Your objective -
The reply should contain all the data below, repeated exactly, and none of the images.

━━━ Records for the exercise

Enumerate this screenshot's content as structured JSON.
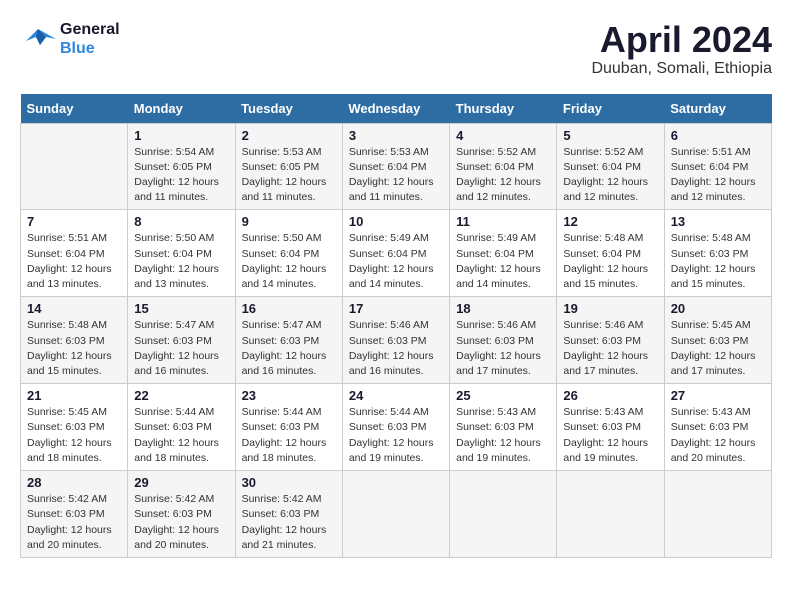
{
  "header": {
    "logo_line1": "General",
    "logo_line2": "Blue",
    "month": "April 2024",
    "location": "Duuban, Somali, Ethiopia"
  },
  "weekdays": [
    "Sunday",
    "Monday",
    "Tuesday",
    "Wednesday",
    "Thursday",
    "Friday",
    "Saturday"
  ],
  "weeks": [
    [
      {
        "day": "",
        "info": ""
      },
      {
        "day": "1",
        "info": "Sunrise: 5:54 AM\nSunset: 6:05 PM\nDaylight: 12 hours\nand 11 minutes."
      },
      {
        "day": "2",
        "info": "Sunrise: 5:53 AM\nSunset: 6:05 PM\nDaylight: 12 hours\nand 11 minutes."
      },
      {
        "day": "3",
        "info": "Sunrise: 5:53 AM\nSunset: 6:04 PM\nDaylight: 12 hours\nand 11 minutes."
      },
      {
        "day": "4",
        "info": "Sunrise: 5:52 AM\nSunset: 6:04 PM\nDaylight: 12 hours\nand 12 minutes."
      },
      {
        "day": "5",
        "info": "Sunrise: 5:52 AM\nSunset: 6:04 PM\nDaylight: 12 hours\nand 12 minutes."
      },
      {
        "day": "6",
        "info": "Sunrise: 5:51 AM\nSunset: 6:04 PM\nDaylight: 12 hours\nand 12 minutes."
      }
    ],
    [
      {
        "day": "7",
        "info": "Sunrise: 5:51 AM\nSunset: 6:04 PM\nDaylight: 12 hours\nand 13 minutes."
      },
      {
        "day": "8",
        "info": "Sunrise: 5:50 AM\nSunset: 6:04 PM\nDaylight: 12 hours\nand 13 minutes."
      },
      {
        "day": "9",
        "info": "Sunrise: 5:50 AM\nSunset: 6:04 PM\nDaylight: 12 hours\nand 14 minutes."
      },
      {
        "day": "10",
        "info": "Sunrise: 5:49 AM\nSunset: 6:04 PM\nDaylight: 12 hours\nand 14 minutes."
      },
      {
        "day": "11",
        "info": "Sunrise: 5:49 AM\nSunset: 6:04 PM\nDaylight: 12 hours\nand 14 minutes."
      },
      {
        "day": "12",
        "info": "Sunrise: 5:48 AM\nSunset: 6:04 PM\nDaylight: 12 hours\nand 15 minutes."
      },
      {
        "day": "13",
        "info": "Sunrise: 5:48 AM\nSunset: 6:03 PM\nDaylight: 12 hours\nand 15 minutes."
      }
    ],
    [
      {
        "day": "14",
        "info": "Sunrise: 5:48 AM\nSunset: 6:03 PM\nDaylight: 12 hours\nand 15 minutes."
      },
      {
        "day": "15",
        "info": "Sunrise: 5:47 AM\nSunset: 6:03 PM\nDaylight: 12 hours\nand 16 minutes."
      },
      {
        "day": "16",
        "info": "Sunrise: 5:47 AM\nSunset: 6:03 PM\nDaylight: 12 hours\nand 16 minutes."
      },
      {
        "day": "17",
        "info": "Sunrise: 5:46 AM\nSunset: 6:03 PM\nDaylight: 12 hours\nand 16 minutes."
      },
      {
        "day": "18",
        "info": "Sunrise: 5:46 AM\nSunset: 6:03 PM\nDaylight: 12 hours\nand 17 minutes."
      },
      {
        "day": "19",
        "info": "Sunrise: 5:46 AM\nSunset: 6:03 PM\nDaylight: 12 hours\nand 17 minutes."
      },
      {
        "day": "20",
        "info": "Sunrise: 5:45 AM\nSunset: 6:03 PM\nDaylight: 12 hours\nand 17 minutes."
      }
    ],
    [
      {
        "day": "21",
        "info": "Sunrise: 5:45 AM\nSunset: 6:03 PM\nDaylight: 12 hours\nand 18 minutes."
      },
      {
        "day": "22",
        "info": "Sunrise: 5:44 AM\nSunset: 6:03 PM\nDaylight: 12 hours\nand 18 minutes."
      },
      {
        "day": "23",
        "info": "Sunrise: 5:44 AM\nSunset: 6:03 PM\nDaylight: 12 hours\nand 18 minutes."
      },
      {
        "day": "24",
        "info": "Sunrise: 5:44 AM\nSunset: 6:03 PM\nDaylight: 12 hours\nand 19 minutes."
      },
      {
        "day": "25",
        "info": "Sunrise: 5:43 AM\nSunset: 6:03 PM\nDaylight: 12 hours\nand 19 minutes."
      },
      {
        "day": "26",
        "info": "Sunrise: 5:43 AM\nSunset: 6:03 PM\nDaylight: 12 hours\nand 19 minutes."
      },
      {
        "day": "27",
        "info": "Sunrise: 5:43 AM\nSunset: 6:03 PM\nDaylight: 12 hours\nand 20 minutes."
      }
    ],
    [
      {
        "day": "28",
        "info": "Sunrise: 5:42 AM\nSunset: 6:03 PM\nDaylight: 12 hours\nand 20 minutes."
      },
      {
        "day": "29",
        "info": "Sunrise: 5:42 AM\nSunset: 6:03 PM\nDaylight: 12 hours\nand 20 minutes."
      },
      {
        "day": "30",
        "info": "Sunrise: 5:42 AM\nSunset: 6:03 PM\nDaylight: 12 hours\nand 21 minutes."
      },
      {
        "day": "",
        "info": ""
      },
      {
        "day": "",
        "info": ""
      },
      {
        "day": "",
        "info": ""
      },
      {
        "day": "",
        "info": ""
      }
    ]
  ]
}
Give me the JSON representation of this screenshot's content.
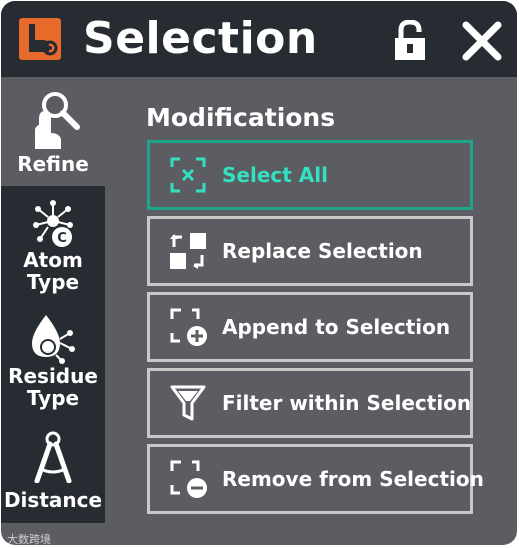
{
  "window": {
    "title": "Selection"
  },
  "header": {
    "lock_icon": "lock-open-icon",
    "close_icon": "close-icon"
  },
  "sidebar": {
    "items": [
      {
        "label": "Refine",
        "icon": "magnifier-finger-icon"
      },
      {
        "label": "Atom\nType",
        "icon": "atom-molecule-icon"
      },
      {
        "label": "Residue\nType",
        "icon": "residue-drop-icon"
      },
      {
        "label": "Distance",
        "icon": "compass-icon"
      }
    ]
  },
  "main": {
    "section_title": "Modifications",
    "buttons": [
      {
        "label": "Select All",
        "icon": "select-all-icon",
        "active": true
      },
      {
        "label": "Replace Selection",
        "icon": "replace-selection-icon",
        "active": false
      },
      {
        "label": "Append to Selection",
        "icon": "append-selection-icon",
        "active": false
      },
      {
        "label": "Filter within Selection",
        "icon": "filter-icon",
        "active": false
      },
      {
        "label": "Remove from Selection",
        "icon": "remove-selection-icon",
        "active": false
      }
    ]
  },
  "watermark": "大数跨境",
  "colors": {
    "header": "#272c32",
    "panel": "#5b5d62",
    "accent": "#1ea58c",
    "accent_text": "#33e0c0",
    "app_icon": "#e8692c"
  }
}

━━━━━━

Reply to the exercise -
Enumerate this screenshot's content as structured JSON.
{
  "header": {
    "logo_line1": "General",
    "logo_line2": "Blue",
    "month": "April 2024",
    "location": "Duuban, Somali, Ethiopia"
  },
  "weekdays": [
    "Sunday",
    "Monday",
    "Tuesday",
    "Wednesday",
    "Thursday",
    "Friday",
    "Saturday"
  ],
  "weeks": [
    [
      {
        "day": "",
        "info": ""
      },
      {
        "day": "1",
        "info": "Sunrise: 5:54 AM\nSunset: 6:05 PM\nDaylight: 12 hours\nand 11 minutes."
      },
      {
        "day": "2",
        "info": "Sunrise: 5:53 AM\nSunset: 6:05 PM\nDaylight: 12 hours\nand 11 minutes."
      },
      {
        "day": "3",
        "info": "Sunrise: 5:53 AM\nSunset: 6:04 PM\nDaylight: 12 hours\nand 11 minutes."
      },
      {
        "day": "4",
        "info": "Sunrise: 5:52 AM\nSunset: 6:04 PM\nDaylight: 12 hours\nand 12 minutes."
      },
      {
        "day": "5",
        "info": "Sunrise: 5:52 AM\nSunset: 6:04 PM\nDaylight: 12 hours\nand 12 minutes."
      },
      {
        "day": "6",
        "info": "Sunrise: 5:51 AM\nSunset: 6:04 PM\nDaylight: 12 hours\nand 12 minutes."
      }
    ],
    [
      {
        "day": "7",
        "info": "Sunrise: 5:51 AM\nSunset: 6:04 PM\nDaylight: 12 hours\nand 13 minutes."
      },
      {
        "day": "8",
        "info": "Sunrise: 5:50 AM\nSunset: 6:04 PM\nDaylight: 12 hours\nand 13 minutes."
      },
      {
        "day": "9",
        "info": "Sunrise: 5:50 AM\nSunset: 6:04 PM\nDaylight: 12 hours\nand 14 minutes."
      },
      {
        "day": "10",
        "info": "Sunrise: 5:49 AM\nSunset: 6:04 PM\nDaylight: 12 hours\nand 14 minutes."
      },
      {
        "day": "11",
        "info": "Sunrise: 5:49 AM\nSunset: 6:04 PM\nDaylight: 12 hours\nand 14 minutes."
      },
      {
        "day": "12",
        "info": "Sunrise: 5:48 AM\nSunset: 6:04 PM\nDaylight: 12 hours\nand 15 minutes."
      },
      {
        "day": "13",
        "info": "Sunrise: 5:48 AM\nSunset: 6:03 PM\nDaylight: 12 hours\nand 15 minutes."
      }
    ],
    [
      {
        "day": "14",
        "info": "Sunrise: 5:48 AM\nSunset: 6:03 PM\nDaylight: 12 hours\nand 15 minutes."
      },
      {
        "day": "15",
        "info": "Sunrise: 5:47 AM\nSunset: 6:03 PM\nDaylight: 12 hours\nand 16 minutes."
      },
      {
        "day": "16",
        "info": "Sunrise: 5:47 AM\nSunset: 6:03 PM\nDaylight: 12 hours\nand 16 minutes."
      },
      {
        "day": "17",
        "info": "Sunrise: 5:46 AM\nSunset: 6:03 PM\nDaylight: 12 hours\nand 16 minutes."
      },
      {
        "day": "18",
        "info": "Sunrise: 5:46 AM\nSunset: 6:03 PM\nDaylight: 12 hours\nand 17 minutes."
      },
      {
        "day": "19",
        "info": "Sunrise: 5:46 AM\nSunset: 6:03 PM\nDaylight: 12 hours\nand 17 minutes."
      },
      {
        "day": "20",
        "info": "Sunrise: 5:45 AM\nSunset: 6:03 PM\nDaylight: 12 hours\nand 17 minutes."
      }
    ],
    [
      {
        "day": "21",
        "info": "Sunrise: 5:45 AM\nSunset: 6:03 PM\nDaylight: 12 hours\nand 18 minutes."
      },
      {
        "day": "22",
        "info": "Sunrise: 5:44 AM\nSunset: 6:03 PM\nDaylight: 12 hours\nand 18 minutes."
      },
      {
        "day": "23",
        "info": "Sunrise: 5:44 AM\nSunset: 6:03 PM\nDaylight: 12 hours\nand 18 minutes."
      },
      {
        "day": "24",
        "info": "Sunrise: 5:44 AM\nSunset: 6:03 PM\nDaylight: 12 hours\nand 19 minutes."
      },
      {
        "day": "25",
        "info": "Sunrise: 5:43 AM\nSunset: 6:03 PM\nDaylight: 12 hours\nand 19 minutes."
      },
      {
        "day": "26",
        "info": "Sunrise: 5:43 AM\nSunset: 6:03 PM\nDaylight: 12 hours\nand 19 minutes."
      },
      {
        "day": "27",
        "info": "Sunrise: 5:43 AM\nSunset: 6:03 PM\nDaylight: 12 hours\nand 20 minutes."
      }
    ],
    [
      {
        "day": "28",
        "info": "Sunrise: 5:42 AM\nSunset: 6:03 PM\nDaylight: 12 hours\nand 20 minutes."
      },
      {
        "day": "29",
        "info": "Sunrise: 5:42 AM\nSunset: 6:03 PM\nDaylight: 12 hours\nand 20 minutes."
      },
      {
        "day": "30",
        "info": "Sunrise: 5:42 AM\nSunset: 6:03 PM\nDaylight: 12 hours\nand 21 minutes."
      },
      {
        "day": "",
        "info": ""
      },
      {
        "day": "",
        "info": ""
      },
      {
        "day": "",
        "info": ""
      },
      {
        "day": "",
        "info": ""
      }
    ]
  ]
}
Give me the JSON representation of this screenshot's content.
{
  "window": {
    "title": "Selection"
  },
  "header": {
    "lock_icon": "lock-open-icon",
    "close_icon": "close-icon"
  },
  "sidebar": {
    "items": [
      {
        "label": "Refine",
        "icon": "magnifier-finger-icon"
      },
      {
        "label": "Atom\nType",
        "icon": "atom-molecule-icon"
      },
      {
        "label": "Residue\nType",
        "icon": "residue-drop-icon"
      },
      {
        "label": "Distance",
        "icon": "compass-icon"
      }
    ]
  },
  "main": {
    "section_title": "Modifications",
    "buttons": [
      {
        "label": "Select All",
        "icon": "select-all-icon",
        "active": true
      },
      {
        "label": "Replace Selection",
        "icon": "replace-selection-icon",
        "active": false
      },
      {
        "label": "Append to Selection",
        "icon": "append-selection-icon",
        "active": false
      },
      {
        "label": "Filter within Selection",
        "icon": "filter-icon",
        "active": false
      },
      {
        "label": "Remove from Selection",
        "icon": "remove-selection-icon",
        "active": false
      }
    ]
  },
  "watermark": "大数跨境",
  "colors": {
    "header": "#272c32",
    "panel": "#5b5d62",
    "accent": "#1ea58c",
    "accent_text": "#33e0c0",
    "app_icon": "#e8692c"
  }
}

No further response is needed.